The truth, as usual, falls somewhere in between. For every new guy on a noncontending (for GC) team trying to show himself there are probably 2-3 stronger support riders on GC teams who are doing their job and then soft-pedaling to the finish.

But even so a strong climber softpedals a whole lot faster up a mountain than a weak climber.
 
Hugh Januss said:
The truth, as usual, falls somewhere in between. For every new guy on a noncontending (for GC) team trying to show himself there are probably 2-3 stronger support riders on GC teams who are doing their job and then soft-pedaling to the finish.

I think this is pretty close to the truth. I am always impressed that behind the leaders there are always lots of riders going full out to finish 30th. Sometimes we think by the TV coverage that the leaders are the only ones racing, when in fact there is lots of action just behind them.

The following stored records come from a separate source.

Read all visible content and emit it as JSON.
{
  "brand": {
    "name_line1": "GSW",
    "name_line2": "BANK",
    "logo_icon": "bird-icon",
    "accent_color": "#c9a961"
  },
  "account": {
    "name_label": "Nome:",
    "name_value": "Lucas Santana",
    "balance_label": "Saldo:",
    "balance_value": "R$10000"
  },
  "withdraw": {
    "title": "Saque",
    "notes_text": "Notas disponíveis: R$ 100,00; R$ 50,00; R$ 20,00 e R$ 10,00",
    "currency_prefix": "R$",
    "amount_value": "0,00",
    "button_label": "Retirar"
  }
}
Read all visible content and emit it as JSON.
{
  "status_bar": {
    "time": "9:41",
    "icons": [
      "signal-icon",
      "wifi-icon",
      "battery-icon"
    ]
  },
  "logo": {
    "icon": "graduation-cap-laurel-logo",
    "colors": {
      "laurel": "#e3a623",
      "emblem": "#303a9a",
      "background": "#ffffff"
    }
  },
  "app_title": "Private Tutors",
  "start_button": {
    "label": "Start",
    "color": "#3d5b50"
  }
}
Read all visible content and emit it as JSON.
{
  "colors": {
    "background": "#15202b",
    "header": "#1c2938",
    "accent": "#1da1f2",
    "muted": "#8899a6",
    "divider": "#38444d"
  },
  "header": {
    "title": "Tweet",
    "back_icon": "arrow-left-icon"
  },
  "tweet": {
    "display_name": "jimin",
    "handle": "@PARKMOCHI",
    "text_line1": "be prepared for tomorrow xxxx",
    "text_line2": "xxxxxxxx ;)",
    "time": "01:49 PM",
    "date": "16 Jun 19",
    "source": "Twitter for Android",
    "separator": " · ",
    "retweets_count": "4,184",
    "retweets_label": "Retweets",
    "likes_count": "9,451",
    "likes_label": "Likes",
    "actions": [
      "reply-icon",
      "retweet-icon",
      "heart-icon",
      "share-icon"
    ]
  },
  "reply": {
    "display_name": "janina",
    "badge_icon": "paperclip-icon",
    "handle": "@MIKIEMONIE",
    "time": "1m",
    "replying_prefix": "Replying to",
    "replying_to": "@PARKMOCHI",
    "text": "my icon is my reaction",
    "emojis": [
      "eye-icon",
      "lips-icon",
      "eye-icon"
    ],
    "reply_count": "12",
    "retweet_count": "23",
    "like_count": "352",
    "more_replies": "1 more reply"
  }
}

Of course there are also support riders that ease off in order to help the leaders in future stages - or to save themselves for a possible stage win.
 
Hugh Januss said:
The truth, as usual, falls somewhere in between. For every new guy on a noncontending (for GC) team trying to show himself there are probably 2-3 stronger support riders on GC teams who are doing their job and then soft-pedaling to the finish.
Fair enough. Good job putting it together.:)


At the same time Cerberus is right. Take for instance Heras and Azevedo for the US Postal / Discovery. Their soft pedaling in the last climb was enough to earn them top 10. Although, they had to ride hard to be in the lead group.